- _What to produce_:
Reproduce the whole of the records exactly, and make sure no picture is carried into the result.

Web page and app entries
◆ ◆ ◆ ◆ ◆ ◆ ◆

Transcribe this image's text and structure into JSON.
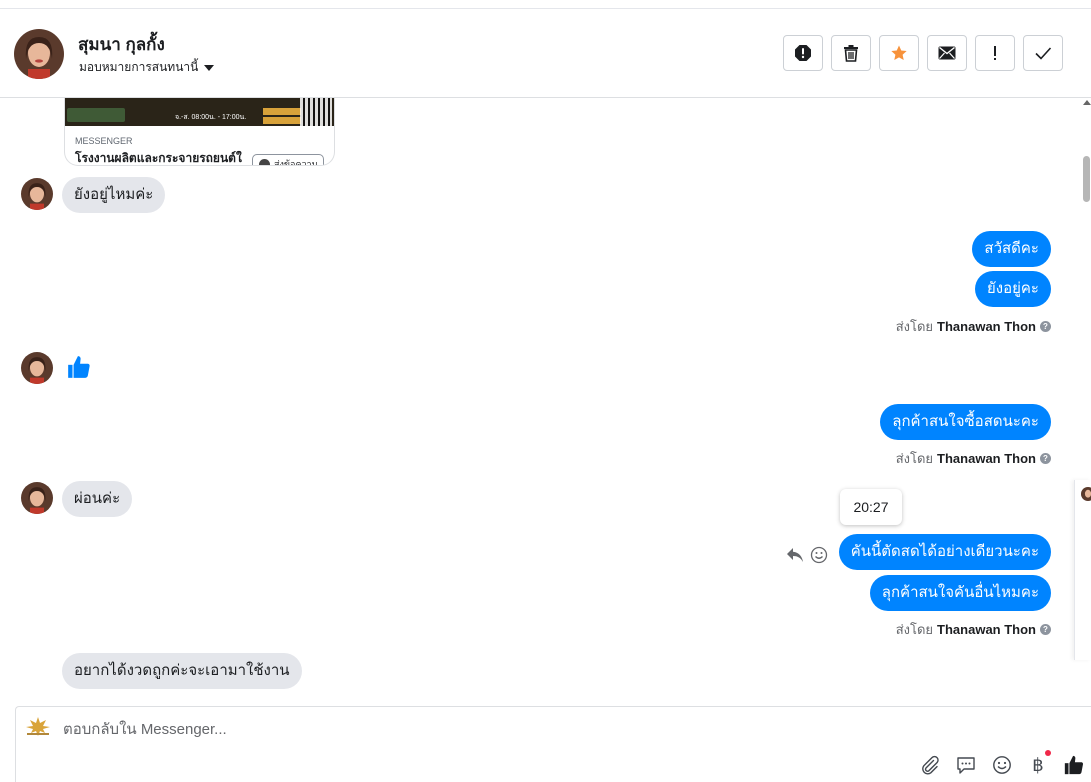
{
  "header": {
    "contact_name": "สุมนา กุลกั้ง",
    "assign_label": "มอบหมายการสนทนานี้",
    "tools": [
      {
        "name": "report-spam-icon"
      },
      {
        "name": "trash-icon"
      },
      {
        "name": "star-icon"
      },
      {
        "name": "mark-unread-icon"
      },
      {
        "name": "follow-up-icon"
      },
      {
        "name": "done-check-icon"
      }
    ]
  },
  "attachment": {
    "source": "MESSENGER",
    "title": "โรงงานผลิตและกระจายรถยนต์ใ",
    "banner_hours": "จ.-ส. 08:00น. - 17:00น.",
    "send_button": "ส่งข้อความ"
  },
  "messages": {
    "in_1": "ยังอยู่ไหมค่ะ",
    "out_1": "สวัสดีคะ",
    "out_2": "ยังอยู่คะ",
    "in_like": "like",
    "out_3": "ลุกค้าสนใจซื้อสดนะคะ",
    "in_2": "ผ่อนค่ะ",
    "out_4": "คันนี้ตัดสดได้อย่างเดียวนะคะ",
    "out_5": "ลุกค้าสนใจคันอื่นไหมคะ",
    "in_3": "อยากได้งวดถูกค่ะจะเอามาใช้งาน",
    "tooltip_time": "20:27"
  },
  "sent_by": {
    "prefix": "ส่งโดย",
    "agent": "Thanawan Thon",
    "help": "?"
  },
  "composer": {
    "placeholder": "ตอบกลับใน Messenger...",
    "baht_symbol": "฿"
  },
  "colors": {
    "accent": "#0084ff",
    "incoming_bubble": "#e4e6eb",
    "star": "#f7923b"
  }
}
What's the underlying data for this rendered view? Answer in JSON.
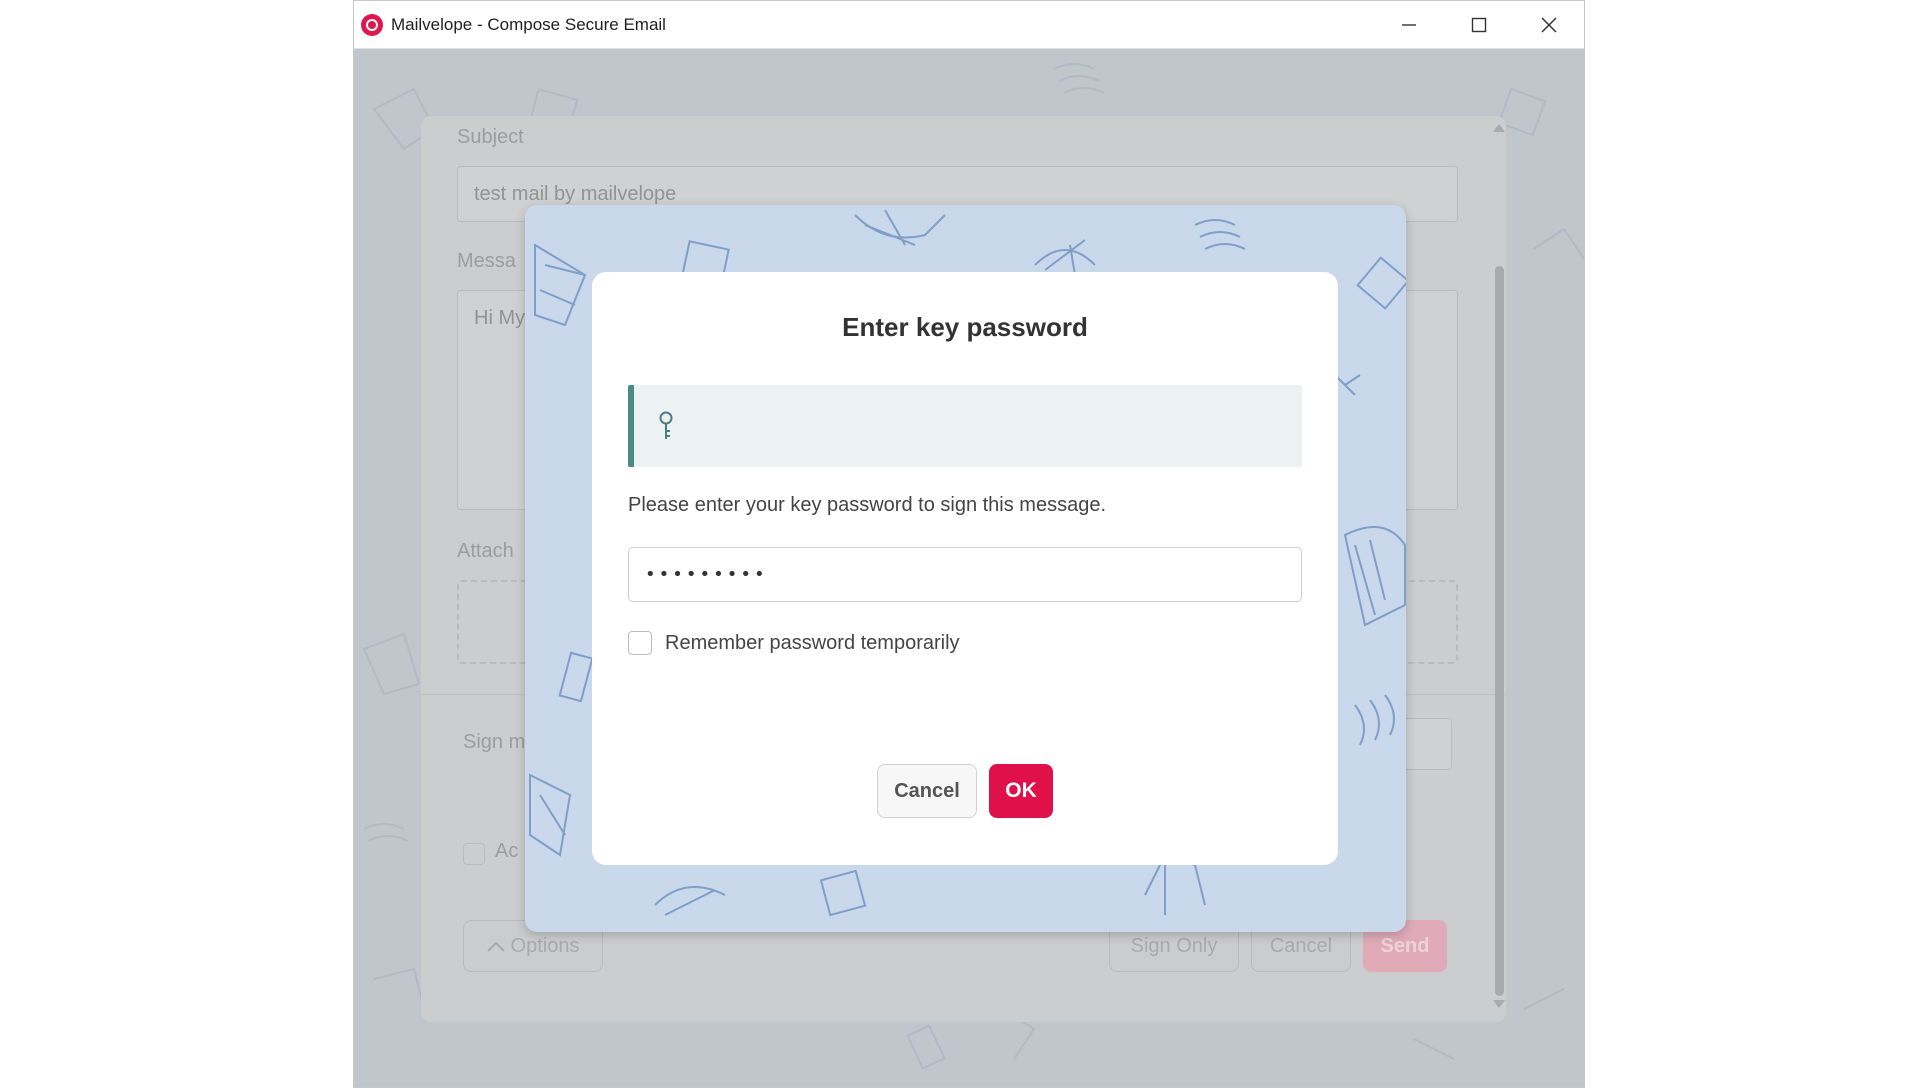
{
  "window": {
    "title": "Mailvelope - Compose Secure Email",
    "controls": [
      "minimize",
      "maximize",
      "close"
    ],
    "logo_icon": "mailvelope-logo-icon"
  },
  "compose": {
    "subject_label": "Subject",
    "subject_value": "test mail by mailvelope",
    "message_label": "Messa",
    "message_value": "Hi My",
    "attachments_label": "Attach",
    "sign_label": "Sign m",
    "checkbox_label": "Ac",
    "options_label": "Options",
    "sign_only_label": "Sign Only",
    "cancel_label": "Cancel",
    "send_label": "Send"
  },
  "dialog": {
    "title": "Enter key password",
    "key_icon": "key-icon",
    "prompt": "Please enter your key password to sign this message.",
    "password_value": "•••••••••",
    "remember_label": "Remember password temporarily",
    "remember_checked": false,
    "cancel_label": "Cancel",
    "ok_label": "OK"
  },
  "colors": {
    "accent": "#e0104a",
    "key_box_border": "#4c8a86",
    "modal_backdrop": "#c9d8eb"
  }
}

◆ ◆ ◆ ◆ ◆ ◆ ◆

- _Task response_:
Transcribe this image's text and structure into JSON.
{
  "header": {
    "contact_name": "สุมนา กุลกั้ง",
    "assign_label": "มอบหมายการสนทนานี้",
    "tools": [
      {
        "name": "report-spam-icon"
      },
      {
        "name": "trash-icon"
      },
      {
        "name": "star-icon"
      },
      {
        "name": "mark-unread-icon"
      },
      {
        "name": "follow-up-icon"
      },
      {
        "name": "done-check-icon"
      }
    ]
  },
  "attachment": {
    "source": "MESSENGER",
    "title": "โรงงานผลิตและกระจายรถยนต์ใ",
    "banner_hours": "จ.-ส. 08:00น. - 17:00น.",
    "send_button": "ส่งข้อความ"
  },
  "messages": {
    "in_1": "ยังอยู่ไหมค่ะ",
    "out_1": "สวัสดีคะ",
    "out_2": "ยังอยู่คะ",
    "in_like": "like",
    "out_3": "ลุกค้าสนใจซื้อสดนะคะ",
    "in_2": "ผ่อนค่ะ",
    "out_4": "คันนี้ตัดสดได้อย่างเดียวนะคะ",
    "out_5": "ลุกค้าสนใจคันอื่นไหมคะ",
    "in_3": "อยากได้งวดถูกค่ะจะเอามาใช้งาน",
    "tooltip_time": "20:27"
  },
  "sent_by": {
    "prefix": "ส่งโดย",
    "agent": "Thanawan Thon",
    "help": "?"
  },
  "composer": {
    "placeholder": "ตอบกลับใน Messenger...",
    "baht_symbol": "฿"
  },
  "colors": {
    "accent": "#0084ff",
    "incoming_bubble": "#e4e6eb",
    "star": "#f7923b"
  }
}
What's the underlying data for this rendered view? Answer in JSON.
{
  "window": {
    "title": "Mailvelope - Compose Secure Email",
    "controls": [
      "minimize",
      "maximize",
      "close"
    ],
    "logo_icon": "mailvelope-logo-icon"
  },
  "compose": {
    "subject_label": "Subject",
    "subject_value": "test mail by mailvelope",
    "message_label": "Messa",
    "message_value": "Hi My",
    "attachments_label": "Attach",
    "sign_label": "Sign m",
    "checkbox_label": "Ac",
    "options_label": "Options",
    "sign_only_label": "Sign Only",
    "cancel_label": "Cancel",
    "send_label": "Send"
  },
  "dialog": {
    "title": "Enter key password",
    "key_icon": "key-icon",
    "prompt": "Please enter your key password to sign this message.",
    "password_value": "•••••••••",
    "remember_label": "Remember password temporarily",
    "remember_checked": false,
    "cancel_label": "Cancel",
    "ok_label": "OK"
  },
  "colors": {
    "accent": "#e0104a",
    "key_box_border": "#4c8a86",
    "modal_backdrop": "#c9d8eb"
  }
}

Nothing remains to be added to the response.